Grief can be an all-consuming and overwhelming emotion. It can cause physical symptoms like fatigue, headaches, and even brain fog.
Brain fog is a term used to describe the feeling of mental confusion or forgetfulness.
If you’re grieving, you may find it difficult to concentrate or remember things. You may also feel disorganized and have trouble completing tasks.
Here are some ways to overcome grief-related brain fog.
1. Get Enough Sleep
Grief can be exhausting both emotionally and mentally so it’s important to get plenty of restful sleep each night. Consider establishing a bedtime routine including winding down for 30 minutes before sleep with calming activities like reading or journaling.
Establishing regular sleeping patterns will help your body and mind recover from the stresses of grief more effectively.
2. Eat Healthy Meals
When you’re grieving it’s easy to let unhealthy eating habits slide, but fueling your body with nutritious foods will help improve your energy levels and overall mood.

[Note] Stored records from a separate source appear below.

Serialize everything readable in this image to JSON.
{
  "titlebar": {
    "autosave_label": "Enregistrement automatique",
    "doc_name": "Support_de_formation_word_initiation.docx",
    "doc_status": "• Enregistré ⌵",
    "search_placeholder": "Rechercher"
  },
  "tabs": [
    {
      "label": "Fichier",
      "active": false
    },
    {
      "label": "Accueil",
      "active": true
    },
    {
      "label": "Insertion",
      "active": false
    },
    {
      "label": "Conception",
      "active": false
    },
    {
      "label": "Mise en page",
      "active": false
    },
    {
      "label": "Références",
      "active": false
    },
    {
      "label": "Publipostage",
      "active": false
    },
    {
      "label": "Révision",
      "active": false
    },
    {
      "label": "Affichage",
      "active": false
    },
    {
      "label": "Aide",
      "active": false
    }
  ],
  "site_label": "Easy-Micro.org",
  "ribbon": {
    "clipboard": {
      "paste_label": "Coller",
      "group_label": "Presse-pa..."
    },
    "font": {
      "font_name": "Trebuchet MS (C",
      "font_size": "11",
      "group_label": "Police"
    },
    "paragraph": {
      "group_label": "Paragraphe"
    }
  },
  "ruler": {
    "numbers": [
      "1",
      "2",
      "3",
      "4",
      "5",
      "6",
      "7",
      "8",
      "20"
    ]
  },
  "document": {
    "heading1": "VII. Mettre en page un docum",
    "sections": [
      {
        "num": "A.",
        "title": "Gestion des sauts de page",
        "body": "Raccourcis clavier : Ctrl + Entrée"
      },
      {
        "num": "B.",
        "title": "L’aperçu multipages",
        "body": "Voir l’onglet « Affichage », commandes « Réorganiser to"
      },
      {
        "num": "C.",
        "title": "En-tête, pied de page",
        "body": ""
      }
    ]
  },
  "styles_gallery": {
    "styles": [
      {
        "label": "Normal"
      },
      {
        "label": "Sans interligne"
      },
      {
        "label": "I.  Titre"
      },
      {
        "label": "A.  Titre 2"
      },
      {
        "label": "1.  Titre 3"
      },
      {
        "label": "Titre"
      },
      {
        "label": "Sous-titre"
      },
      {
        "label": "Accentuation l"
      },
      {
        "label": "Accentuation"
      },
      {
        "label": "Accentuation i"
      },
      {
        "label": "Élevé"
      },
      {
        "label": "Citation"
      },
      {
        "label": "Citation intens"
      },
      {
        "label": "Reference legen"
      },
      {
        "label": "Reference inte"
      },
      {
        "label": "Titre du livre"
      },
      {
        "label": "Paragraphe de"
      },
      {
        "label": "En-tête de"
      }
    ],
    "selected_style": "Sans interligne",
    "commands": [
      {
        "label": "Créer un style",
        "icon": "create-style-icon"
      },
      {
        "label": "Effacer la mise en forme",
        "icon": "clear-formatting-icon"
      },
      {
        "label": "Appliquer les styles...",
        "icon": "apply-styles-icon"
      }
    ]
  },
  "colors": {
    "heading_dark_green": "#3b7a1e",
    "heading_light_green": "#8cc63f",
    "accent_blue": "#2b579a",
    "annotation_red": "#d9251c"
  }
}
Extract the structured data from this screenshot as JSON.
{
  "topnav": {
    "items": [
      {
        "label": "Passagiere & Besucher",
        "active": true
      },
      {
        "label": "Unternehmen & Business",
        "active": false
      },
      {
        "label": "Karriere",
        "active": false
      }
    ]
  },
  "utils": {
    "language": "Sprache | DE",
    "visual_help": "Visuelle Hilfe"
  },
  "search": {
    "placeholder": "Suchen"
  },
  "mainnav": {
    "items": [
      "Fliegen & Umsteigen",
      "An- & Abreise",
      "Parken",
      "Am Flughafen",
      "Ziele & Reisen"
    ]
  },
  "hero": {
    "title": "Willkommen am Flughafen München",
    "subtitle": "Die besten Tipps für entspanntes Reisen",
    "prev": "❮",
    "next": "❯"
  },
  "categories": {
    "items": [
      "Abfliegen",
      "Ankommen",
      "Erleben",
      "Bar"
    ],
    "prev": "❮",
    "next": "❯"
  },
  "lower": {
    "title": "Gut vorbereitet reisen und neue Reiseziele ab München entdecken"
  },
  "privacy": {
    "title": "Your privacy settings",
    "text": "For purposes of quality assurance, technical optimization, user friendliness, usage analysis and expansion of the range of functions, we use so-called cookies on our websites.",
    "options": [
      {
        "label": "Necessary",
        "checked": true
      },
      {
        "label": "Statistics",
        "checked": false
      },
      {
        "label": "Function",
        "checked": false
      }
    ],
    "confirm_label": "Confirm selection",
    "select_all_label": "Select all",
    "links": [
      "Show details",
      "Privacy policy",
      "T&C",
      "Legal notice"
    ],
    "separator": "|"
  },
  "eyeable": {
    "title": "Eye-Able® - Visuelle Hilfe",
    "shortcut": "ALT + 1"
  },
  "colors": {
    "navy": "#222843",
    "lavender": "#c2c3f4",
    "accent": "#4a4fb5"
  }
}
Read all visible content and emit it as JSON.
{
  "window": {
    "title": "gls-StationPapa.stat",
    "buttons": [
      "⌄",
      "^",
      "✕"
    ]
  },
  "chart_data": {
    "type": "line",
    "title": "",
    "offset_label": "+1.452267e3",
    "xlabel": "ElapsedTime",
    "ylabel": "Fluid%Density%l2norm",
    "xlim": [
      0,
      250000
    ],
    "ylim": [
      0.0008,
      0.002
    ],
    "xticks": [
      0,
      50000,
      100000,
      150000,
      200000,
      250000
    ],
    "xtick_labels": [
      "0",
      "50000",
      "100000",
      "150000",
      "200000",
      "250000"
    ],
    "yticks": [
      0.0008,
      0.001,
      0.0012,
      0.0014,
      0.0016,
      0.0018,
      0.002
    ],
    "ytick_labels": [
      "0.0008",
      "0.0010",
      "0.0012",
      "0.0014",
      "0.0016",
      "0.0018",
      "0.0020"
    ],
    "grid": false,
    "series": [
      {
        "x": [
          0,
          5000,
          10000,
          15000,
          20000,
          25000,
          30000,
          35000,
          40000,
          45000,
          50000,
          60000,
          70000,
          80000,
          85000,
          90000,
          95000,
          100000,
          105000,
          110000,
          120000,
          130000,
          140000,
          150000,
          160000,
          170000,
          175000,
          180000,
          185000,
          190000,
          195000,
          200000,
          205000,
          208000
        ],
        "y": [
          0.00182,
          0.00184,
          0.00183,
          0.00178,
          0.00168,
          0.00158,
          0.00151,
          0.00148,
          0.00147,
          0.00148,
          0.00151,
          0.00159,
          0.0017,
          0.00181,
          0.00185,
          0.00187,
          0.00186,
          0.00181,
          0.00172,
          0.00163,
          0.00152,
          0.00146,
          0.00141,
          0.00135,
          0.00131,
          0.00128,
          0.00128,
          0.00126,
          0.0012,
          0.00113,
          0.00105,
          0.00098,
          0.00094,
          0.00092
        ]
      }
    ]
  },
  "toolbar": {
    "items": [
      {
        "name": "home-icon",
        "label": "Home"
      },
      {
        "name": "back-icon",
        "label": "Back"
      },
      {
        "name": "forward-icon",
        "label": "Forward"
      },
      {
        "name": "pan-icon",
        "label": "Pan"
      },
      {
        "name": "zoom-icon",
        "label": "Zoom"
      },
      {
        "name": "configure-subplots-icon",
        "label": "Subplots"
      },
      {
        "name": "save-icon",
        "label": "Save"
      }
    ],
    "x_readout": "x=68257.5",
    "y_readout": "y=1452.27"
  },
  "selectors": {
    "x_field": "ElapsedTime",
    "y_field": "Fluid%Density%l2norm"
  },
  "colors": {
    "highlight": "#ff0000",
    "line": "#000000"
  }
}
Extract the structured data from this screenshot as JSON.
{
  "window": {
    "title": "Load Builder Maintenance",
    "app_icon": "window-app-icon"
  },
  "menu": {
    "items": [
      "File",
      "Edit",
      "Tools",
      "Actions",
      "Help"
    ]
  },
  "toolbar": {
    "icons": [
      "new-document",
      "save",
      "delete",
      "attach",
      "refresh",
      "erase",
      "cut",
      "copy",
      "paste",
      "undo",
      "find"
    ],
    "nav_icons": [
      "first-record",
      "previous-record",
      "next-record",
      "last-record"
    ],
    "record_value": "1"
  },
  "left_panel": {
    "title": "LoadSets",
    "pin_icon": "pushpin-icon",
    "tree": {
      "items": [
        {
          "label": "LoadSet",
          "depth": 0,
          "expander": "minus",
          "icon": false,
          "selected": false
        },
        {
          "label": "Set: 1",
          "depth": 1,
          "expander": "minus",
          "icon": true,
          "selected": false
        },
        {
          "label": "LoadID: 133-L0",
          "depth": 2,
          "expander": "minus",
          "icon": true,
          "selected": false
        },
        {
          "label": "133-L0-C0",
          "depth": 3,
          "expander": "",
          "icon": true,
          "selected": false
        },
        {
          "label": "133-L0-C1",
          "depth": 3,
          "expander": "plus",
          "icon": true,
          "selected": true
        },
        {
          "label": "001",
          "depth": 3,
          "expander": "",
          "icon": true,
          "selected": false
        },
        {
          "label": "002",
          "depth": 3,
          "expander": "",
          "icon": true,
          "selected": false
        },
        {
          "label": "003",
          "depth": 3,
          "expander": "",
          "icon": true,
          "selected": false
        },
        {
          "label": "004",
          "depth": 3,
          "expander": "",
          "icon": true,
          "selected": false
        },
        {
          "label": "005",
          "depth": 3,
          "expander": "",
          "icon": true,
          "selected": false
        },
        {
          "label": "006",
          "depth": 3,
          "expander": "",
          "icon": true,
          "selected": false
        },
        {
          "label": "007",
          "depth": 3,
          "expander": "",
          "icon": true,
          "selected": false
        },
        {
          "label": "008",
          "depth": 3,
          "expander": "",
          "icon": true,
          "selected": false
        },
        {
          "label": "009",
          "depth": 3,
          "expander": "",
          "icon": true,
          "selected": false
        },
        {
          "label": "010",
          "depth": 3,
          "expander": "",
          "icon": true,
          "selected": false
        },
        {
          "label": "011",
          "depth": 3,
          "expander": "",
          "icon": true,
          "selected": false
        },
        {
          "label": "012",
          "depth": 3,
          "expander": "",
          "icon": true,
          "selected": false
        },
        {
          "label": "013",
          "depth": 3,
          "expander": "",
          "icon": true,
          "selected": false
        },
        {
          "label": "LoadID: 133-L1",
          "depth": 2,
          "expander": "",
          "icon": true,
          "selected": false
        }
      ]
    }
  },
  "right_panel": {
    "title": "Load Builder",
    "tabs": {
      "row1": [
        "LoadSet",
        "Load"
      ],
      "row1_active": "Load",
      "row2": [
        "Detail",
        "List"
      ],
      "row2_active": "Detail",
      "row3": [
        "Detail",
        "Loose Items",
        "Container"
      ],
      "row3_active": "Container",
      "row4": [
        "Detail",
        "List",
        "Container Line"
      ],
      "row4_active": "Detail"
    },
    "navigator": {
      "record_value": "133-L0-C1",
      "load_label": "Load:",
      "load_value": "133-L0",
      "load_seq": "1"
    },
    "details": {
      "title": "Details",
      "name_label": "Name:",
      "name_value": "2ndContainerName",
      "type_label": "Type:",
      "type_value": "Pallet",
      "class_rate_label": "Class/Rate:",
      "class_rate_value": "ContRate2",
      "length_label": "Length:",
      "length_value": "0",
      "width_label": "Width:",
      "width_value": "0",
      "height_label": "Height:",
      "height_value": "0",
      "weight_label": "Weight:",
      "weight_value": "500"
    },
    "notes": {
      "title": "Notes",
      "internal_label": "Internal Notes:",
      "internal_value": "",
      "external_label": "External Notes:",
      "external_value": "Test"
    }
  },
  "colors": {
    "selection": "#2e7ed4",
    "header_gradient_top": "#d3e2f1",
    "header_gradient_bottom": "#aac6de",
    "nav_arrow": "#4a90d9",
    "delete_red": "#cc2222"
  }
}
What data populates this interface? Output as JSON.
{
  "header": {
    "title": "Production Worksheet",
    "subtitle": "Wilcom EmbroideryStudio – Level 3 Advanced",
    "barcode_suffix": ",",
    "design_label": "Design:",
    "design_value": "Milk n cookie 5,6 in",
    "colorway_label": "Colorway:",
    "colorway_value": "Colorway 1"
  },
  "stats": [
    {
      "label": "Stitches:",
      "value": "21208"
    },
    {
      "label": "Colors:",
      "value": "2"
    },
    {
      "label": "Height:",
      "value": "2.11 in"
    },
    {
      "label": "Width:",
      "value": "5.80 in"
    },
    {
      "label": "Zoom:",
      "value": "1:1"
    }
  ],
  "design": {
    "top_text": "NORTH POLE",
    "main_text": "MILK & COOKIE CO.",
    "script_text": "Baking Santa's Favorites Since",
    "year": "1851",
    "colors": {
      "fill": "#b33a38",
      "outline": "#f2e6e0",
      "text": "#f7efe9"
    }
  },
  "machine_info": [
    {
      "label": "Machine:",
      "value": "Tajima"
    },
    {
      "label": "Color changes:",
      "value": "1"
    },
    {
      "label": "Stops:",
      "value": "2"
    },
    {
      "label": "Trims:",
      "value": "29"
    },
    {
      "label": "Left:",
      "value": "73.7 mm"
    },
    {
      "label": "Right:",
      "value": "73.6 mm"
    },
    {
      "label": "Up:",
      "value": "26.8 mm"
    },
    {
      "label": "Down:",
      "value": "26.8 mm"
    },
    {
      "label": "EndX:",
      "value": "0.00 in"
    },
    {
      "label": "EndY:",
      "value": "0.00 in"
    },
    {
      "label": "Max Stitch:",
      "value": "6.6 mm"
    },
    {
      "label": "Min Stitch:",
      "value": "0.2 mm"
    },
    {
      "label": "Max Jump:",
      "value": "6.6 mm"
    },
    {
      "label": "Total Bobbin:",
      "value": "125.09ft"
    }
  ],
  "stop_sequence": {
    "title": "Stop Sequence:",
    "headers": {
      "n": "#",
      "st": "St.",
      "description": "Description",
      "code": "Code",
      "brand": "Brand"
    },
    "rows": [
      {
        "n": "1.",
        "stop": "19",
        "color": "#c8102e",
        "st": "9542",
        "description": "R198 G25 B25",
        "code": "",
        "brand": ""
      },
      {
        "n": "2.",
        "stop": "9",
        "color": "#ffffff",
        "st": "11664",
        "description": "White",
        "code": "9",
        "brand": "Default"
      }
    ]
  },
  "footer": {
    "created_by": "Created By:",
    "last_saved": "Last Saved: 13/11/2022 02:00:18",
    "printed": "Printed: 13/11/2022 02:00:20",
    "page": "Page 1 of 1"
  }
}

Make sure you’re eating regular meals throughout the day including breakfast, lunch, and dinner.
If cooking feels like too much effort, there are plenty of quick and healthy meal options available at most grocery stores these days.
3. Limit Alcohol Consumption
Alcohol is a depressant and can exacerbate feelings of sadness and confusion. If possible, try limiting your intake or avoiding alcohol altogether while you’re dealing with grief-related brain fog.
4. Exercise Regularly
Exercise may be the last thing on your mind when you’re feeling low but physical activity has been shown to boost mood and alleviate symptoms of anxiety and depression.
5. Take Breaks
Step away from work obligations, social commitments, and anything else that’s adding extra stress to your life. During this difficult time, it’s crucial to focus on taking care of yourself.
6. Practice Stress-Reducing Activities
Taking some time each day to relax and de-stress can be helpful in managing brain fog. Try things like meditation, yoga, or deep breathing exercises to calm your mind and ease anxiety levels.
If you’re struggling with grief-related brain fog, know that you’re not alone. These tips can help you manage the symptoms and get through each day.
When to Seek Professional Help for Grief-Related Cognitive Issues
If grief is interfering with work, school, or other important activities, consider seeking professional help.
Other indications that it might be time to reach out to a professional include:
- Feeling stuck in the grieving process.
- Having trouble coping with changes in sleeping and eating patterns.
- Experiencing increased anxiety or depression.
If you’re not sure whether your cognitive issues are due to grief or something else entirely, talking to a doctor or therapist can help give you some clarity.
Can grief cause brain fog?
Losing a loved one is one of the hardest things we go through in life. Our thoughts and emotions can be all over the place and it can be hard to focus or think clearly. This is what’s known as “grief brain” and it’s perfectly normal.
Here are some tips for coping with brain fog from grief.
- Give yourself time to grieve. Don’t try to push your feelings down or bottle them up. Allow yourself to mourn and process your loss.
- Talk about your loved one. Share stories and memories with others. This can help you feel connected to them and can also be therapeutic.
- Seek professional help if you need it. Grieving is hard work and sometimes we need extra support to get through it. Don’t be afraid to reach out to a therapist or counselor.
- Stay active and take care of yourself. Grief can be exhausting, both mentally and physically. Make sure to take care of yourself by staying active and eating well.
- Seek comfort in your faith or spirituality. If you have a religious or spiritual belief system, lean on it for support during this difficult time.
- Connect with others who have experienced loss. There are many people in this world who have lost someone they love. Connecting with others who understand what you’re going through can be helpful.
- Be patient with yourself. The grieving process takes time and there is no right or wrong way to do it. Allow yourself to go at your own pace.
If you’re struggling to cope with the loss of a loved one, know that you’re not alone. Reach out for support if you need it and take care of yourself as you go through this difficult time.